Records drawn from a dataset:
========================================

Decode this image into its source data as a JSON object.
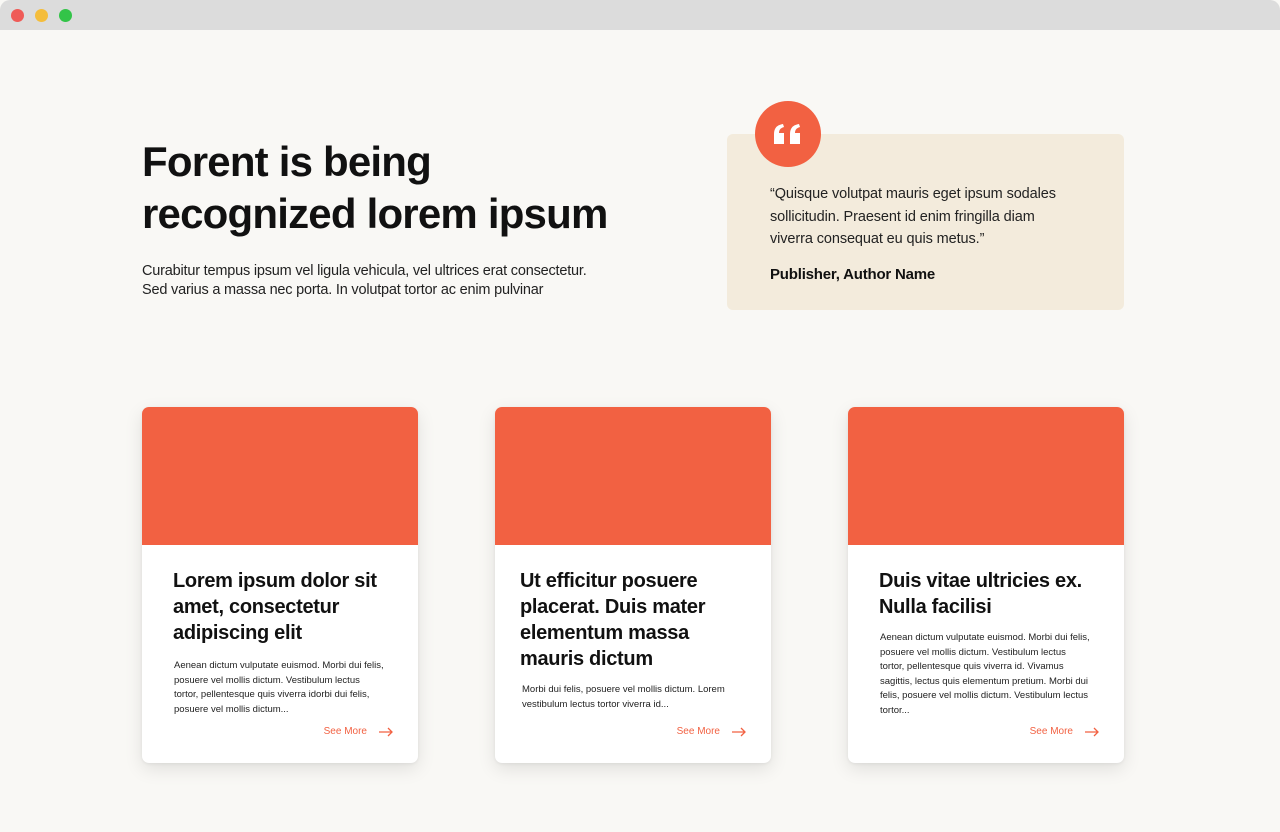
{
  "window": {
    "controls": [
      "close",
      "minimize",
      "maximize"
    ]
  },
  "hero": {
    "title_line1": "Forent is being",
    "title_line2": "recognized lorem ipsum",
    "subtitle_line1": "Curabitur tempus ipsum vel ligula vehicula, vel ultrices erat consectetur.",
    "subtitle_line2": "Sed varius a massa nec porta. In volutpat tortor ac enim pulvinar"
  },
  "quote": {
    "icon": "quote-icon",
    "text_line1": "“Quisque volutpat mauris eget ipsum sodales",
    "text_line2": "sollicitudin. Praesent id enim fringilla diam",
    "text_line3": "viverra consequat eu quis metus.”",
    "author": "Publisher, Author Name"
  },
  "colors": {
    "accent": "#f26142",
    "quote_bg": "#f3ebdc",
    "page_bg": "#f9f8f5"
  },
  "cards": [
    {
      "title_lines": [
        "Lorem ipsum dolor sit",
        "amet, consectetur",
        "adipiscing elit"
      ],
      "desc_lines": [
        "Aenean dictum vulputate euismod. Morbi dui felis,",
        "posuere vel mollis dictum. Vestibulum lectus",
        "tortor, pellentesque quis viverra idorbi dui felis,",
        "posuere vel mollis dictum..."
      ],
      "link": "See More"
    },
    {
      "title_lines": [
        "Ut efficitur posuere",
        "placerat. Duis mater",
        "elementum massa",
        "mauris dictum"
      ],
      "desc_lines": [
        "Morbi dui felis, posuere vel mollis dictum.  Lorem",
        "vestibulum lectus tortor viverra id..."
      ],
      "link": "See More"
    },
    {
      "title_lines": [
        "Duis vitae ultricies ex.",
        "Nulla facilisi"
      ],
      "desc_lines": [
        "Aenean dictum vulputate euismod. Morbi dui felis,",
        "posuere vel mollis dictum. Vestibulum lectus",
        "tortor, pellentesque quis viverra id. Vivamus",
        "sagittis, lectus quis elementum pretium. Morbi dui",
        "felis, posuere vel mollis dictum. Vestibulum lectus",
        "tortor..."
      ],
      "link": "See More"
    }
  ]
}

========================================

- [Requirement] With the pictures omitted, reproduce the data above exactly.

- [Solution to this task]
Decode this image into its source data as a JSON object.
{
  "window": {
    "controls": [
      "close",
      "minimize",
      "maximize"
    ]
  },
  "hero": {
    "title_line1": "Forent is being",
    "title_line2": "recognized lorem ipsum",
    "subtitle_line1": "Curabitur tempus ipsum vel ligula vehicula, vel ultrices erat consectetur.",
    "subtitle_line2": "Sed varius a massa nec porta. In volutpat tortor ac enim pulvinar"
  },
  "quote": {
    "icon": "quote-icon",
    "text_line1": "“Quisque volutpat mauris eget ipsum sodales",
    "text_line2": "sollicitudin. Praesent id enim fringilla diam",
    "text_line3": "viverra consequat eu quis metus.”",
    "author": "Publisher, Author Name"
  },
  "colors": {
    "accent": "#f26142",
    "quote_bg": "#f3ebdc",
    "page_bg": "#f9f8f5"
  },
  "cards": [
    {
      "title_lines": [
        "Lorem ipsum dolor sit",
        "amet, consectetur",
        "adipiscing elit"
      ],
      "desc_lines": [
        "Aenean dictum vulputate euismod. Morbi dui felis,",
        "posuere vel mollis dictum. Vestibulum lectus",
        "tortor, pellentesque quis viverra idorbi dui felis,",
        "posuere vel mollis dictum..."
      ],
      "link": "See More"
    },
    {
      "title_lines": [
        "Ut efficitur posuere",
        "placerat. Duis mater",
        "elementum massa",
        "mauris dictum"
      ],
      "desc_lines": [
        "Morbi dui felis, posuere vel mollis dictum.  Lorem",
        "vestibulum lectus tortor viverra id..."
      ],
      "link": "See More"
    },
    {
      "title_lines": [
        "Duis vitae ultricies ex.",
        "Nulla facilisi"
      ],
      "desc_lines": [
        "Aenean dictum vulputate euismod. Morbi dui felis,",
        "posuere vel mollis dictum. Vestibulum lectus",
        "tortor, pellentesque quis viverra id. Vivamus",
        "sagittis, lectus quis elementum pretium. Morbi dui",
        "felis, posuere vel mollis dictum. Vestibulum lectus",
        "tortor..."
      ],
      "link": "See More"
    }
  ]
}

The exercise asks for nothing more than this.